For flooring, you need to choose a sealant that is safe and approved by the US Consumer Product Safety Commission.
Sealants like wax may be more difficult to maintain, but they are natural products and have little to no formaldehyde present.
Another choice is water-based stains as they are more environmentally friendly.
However, they are more difficult to apply and maintain compared to oil-based stains.
You may want to go with the latter if the oil has few objectionable materials.
Although most paint products (latex as well as oil-based) contain formaldehyde in traces, they can still cause various health issues.
While you can never eliminate formaldehyde completely, keep in mind that you can address the levels in your home gradually.
Start by increasing ventilation and then begin replacing or sealing the items that are generating the formaldehyde.

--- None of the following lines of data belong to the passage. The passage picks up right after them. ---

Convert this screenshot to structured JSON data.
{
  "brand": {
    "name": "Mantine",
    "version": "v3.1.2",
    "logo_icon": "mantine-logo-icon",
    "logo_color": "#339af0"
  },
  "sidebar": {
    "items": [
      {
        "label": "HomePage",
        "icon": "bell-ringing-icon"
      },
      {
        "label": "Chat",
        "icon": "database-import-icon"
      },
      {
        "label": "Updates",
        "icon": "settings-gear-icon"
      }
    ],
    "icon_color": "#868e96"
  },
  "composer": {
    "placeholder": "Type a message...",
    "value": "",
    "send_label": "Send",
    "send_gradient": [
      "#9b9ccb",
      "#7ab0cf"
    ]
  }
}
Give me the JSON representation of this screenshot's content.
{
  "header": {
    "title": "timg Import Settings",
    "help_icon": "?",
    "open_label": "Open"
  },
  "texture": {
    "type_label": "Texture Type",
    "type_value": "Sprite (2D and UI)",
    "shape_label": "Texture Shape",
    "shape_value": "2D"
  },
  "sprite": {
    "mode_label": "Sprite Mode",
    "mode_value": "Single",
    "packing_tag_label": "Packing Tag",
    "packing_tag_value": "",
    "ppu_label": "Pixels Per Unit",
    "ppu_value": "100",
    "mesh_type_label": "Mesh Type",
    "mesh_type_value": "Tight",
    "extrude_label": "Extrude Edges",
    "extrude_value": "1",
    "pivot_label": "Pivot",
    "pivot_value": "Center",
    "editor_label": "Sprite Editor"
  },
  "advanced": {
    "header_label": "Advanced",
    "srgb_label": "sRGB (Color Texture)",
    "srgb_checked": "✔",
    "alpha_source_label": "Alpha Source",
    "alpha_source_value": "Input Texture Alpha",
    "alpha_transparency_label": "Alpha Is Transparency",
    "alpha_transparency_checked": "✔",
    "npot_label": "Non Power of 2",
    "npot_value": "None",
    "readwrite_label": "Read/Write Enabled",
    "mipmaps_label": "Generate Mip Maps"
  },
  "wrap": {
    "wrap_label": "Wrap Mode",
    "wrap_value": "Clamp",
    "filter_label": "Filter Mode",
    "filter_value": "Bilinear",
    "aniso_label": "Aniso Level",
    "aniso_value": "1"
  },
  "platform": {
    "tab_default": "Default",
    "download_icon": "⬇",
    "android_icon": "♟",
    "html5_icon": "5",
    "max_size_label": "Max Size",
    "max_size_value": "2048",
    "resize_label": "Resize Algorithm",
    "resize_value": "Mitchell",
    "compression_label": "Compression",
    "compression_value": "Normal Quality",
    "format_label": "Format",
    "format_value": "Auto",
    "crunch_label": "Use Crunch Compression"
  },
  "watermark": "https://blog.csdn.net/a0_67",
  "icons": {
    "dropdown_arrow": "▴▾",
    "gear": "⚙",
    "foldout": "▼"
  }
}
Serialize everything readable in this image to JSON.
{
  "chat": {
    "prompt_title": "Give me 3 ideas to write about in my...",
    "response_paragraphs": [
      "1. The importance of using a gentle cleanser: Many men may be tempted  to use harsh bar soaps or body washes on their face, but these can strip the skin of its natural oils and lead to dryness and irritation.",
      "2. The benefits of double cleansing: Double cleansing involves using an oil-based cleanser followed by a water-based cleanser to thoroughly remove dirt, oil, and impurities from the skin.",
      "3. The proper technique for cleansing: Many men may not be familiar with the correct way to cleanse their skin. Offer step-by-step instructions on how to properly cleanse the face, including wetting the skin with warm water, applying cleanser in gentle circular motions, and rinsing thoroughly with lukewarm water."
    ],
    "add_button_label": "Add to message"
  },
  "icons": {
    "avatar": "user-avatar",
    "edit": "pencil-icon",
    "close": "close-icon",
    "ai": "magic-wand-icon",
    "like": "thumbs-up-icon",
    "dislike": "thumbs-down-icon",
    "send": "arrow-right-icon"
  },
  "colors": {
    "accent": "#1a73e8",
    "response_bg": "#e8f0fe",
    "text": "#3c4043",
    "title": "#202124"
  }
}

And when planning for a home renovation, consider less toxic latex-based formaldehyde-free paint options if possible.
Douglas Becker (aka Painter Doug) has over twenty years of experience as a painter in Adkins, Texas. At present, he resides in Florida with his family.
From painting multi-storeyed houses, condos, and apartments to large commercial buildings and small offices, he had served various customers in areas not only in Adkins but also in Southwest Florida, Sarasota, Naples, and many more. To know more about him check here.